══ Dataset ══
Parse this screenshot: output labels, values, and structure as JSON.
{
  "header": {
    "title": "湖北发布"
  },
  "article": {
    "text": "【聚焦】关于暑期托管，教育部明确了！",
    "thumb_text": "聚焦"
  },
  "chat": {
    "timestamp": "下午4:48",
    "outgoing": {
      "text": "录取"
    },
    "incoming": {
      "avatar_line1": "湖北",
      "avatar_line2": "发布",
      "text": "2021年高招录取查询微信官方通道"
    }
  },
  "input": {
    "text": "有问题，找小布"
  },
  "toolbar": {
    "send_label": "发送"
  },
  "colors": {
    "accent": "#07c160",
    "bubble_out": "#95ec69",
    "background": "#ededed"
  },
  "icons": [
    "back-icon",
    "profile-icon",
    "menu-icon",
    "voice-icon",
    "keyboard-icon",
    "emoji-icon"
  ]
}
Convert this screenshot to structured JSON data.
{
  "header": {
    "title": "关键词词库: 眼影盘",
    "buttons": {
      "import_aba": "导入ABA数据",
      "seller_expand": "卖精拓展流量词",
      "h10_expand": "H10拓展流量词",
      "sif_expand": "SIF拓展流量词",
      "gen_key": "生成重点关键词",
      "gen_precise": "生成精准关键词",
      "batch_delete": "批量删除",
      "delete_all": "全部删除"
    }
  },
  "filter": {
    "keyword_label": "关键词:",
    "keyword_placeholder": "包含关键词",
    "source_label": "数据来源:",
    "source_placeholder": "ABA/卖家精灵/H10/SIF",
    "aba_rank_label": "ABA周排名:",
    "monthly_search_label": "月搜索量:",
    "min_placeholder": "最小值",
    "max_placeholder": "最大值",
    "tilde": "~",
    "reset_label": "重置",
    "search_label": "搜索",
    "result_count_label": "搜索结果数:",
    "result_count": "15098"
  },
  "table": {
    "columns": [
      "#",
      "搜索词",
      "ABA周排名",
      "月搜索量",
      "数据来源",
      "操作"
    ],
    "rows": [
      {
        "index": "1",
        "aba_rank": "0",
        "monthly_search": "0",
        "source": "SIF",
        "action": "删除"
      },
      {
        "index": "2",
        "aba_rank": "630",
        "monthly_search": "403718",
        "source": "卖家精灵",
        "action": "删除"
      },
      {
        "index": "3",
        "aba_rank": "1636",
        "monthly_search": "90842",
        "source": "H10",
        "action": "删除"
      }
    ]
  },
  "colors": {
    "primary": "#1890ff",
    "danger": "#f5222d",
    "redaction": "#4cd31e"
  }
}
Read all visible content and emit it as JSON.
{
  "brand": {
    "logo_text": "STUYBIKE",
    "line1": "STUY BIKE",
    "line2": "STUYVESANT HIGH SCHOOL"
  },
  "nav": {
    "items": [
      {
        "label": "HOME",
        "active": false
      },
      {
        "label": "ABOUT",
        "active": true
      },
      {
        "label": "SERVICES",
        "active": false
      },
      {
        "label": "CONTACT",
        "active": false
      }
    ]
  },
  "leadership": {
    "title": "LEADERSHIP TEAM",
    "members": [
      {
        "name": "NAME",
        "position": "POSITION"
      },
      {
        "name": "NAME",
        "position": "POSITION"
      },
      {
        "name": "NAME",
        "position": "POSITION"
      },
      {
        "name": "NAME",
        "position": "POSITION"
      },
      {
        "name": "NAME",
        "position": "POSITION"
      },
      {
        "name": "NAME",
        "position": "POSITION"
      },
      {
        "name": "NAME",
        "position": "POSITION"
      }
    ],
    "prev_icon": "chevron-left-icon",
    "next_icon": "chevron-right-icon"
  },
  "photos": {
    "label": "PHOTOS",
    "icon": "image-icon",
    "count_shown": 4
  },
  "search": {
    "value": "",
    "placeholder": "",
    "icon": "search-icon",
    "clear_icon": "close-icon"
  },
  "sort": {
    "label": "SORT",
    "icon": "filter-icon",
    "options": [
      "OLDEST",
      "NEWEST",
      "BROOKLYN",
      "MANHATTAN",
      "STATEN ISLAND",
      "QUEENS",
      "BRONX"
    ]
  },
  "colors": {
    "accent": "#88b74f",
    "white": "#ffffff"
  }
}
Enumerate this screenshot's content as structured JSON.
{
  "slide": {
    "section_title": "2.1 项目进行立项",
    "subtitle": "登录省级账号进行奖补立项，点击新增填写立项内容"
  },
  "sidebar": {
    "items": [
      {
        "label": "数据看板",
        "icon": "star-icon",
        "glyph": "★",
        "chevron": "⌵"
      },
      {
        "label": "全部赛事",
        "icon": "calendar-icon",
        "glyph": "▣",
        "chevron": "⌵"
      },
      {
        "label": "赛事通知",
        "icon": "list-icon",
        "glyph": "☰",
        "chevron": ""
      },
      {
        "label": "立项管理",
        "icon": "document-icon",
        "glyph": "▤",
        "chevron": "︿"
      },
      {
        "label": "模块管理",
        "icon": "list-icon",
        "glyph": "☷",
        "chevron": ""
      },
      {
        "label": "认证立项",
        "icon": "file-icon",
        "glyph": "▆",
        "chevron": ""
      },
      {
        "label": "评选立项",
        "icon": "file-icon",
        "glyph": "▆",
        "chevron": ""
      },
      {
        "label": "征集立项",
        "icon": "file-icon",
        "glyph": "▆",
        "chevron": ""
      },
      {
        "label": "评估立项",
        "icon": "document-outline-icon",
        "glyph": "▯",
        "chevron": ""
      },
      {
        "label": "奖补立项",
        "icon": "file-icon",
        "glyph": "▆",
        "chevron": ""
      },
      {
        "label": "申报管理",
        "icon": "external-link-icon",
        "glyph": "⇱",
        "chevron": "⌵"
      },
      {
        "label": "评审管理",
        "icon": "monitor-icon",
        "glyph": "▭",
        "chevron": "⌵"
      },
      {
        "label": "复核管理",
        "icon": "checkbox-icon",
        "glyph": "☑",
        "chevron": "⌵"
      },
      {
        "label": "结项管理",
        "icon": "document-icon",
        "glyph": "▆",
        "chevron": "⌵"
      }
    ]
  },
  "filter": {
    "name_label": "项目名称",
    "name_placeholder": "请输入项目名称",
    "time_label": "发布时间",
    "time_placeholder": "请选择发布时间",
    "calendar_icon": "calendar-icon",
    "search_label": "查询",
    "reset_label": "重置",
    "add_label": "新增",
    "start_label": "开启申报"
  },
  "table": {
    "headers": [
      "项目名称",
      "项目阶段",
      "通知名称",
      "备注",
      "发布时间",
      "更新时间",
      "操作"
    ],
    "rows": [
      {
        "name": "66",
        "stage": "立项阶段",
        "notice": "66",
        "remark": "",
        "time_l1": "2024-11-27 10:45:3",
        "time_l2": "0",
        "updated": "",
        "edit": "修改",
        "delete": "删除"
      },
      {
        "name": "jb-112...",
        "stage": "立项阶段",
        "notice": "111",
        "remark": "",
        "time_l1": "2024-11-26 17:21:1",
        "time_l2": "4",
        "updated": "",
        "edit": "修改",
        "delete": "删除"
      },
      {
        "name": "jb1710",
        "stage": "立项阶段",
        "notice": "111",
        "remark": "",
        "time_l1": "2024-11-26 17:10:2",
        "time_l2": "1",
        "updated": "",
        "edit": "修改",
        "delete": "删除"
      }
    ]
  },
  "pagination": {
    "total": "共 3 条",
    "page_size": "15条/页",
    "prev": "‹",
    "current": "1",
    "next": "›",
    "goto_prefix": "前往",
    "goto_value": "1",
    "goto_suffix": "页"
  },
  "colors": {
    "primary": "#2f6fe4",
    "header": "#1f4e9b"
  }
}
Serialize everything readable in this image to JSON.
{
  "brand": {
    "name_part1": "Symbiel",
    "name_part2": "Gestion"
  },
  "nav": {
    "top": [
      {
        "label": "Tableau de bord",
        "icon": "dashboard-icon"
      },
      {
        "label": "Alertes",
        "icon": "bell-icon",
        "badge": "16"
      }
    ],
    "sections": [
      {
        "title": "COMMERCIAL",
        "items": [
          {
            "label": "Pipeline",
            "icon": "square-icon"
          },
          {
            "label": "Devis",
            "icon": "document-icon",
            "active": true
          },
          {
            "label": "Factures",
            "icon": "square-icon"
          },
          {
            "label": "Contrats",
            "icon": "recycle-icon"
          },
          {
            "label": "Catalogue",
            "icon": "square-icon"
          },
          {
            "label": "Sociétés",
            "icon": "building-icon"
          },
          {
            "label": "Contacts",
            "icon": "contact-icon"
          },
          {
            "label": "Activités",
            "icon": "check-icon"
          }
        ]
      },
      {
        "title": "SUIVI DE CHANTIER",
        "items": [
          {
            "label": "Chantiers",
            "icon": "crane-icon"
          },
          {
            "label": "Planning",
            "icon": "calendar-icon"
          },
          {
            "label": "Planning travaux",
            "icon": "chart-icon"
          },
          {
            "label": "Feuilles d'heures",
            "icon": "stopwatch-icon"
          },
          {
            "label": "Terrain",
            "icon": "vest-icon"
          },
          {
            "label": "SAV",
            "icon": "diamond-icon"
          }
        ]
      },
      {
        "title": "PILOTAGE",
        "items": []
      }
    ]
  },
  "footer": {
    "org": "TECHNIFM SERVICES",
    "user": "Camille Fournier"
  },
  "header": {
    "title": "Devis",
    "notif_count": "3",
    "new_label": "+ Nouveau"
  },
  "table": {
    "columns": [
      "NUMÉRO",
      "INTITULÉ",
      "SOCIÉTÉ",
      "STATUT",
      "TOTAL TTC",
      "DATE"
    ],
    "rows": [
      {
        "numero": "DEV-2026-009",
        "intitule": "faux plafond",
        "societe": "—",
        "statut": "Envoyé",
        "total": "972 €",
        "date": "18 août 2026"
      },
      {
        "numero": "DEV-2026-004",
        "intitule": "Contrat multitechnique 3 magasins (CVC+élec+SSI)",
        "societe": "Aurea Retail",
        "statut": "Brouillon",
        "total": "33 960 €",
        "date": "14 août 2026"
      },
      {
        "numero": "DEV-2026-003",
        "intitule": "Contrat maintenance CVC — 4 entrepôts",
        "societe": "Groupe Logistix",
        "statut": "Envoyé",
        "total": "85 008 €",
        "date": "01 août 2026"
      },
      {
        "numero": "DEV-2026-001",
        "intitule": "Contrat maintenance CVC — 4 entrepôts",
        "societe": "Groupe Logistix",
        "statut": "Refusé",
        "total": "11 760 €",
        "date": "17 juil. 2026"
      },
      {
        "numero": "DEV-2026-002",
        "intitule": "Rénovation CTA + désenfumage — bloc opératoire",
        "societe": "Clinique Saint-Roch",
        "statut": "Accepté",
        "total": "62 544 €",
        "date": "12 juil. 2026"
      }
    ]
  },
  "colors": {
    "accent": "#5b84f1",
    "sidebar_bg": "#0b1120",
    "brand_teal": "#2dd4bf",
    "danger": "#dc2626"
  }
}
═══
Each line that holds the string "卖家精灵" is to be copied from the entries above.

Solution below:
    "source_placeholder": "ABA/卖家精灵/H10/SIF",
        "source": "卖家精灵",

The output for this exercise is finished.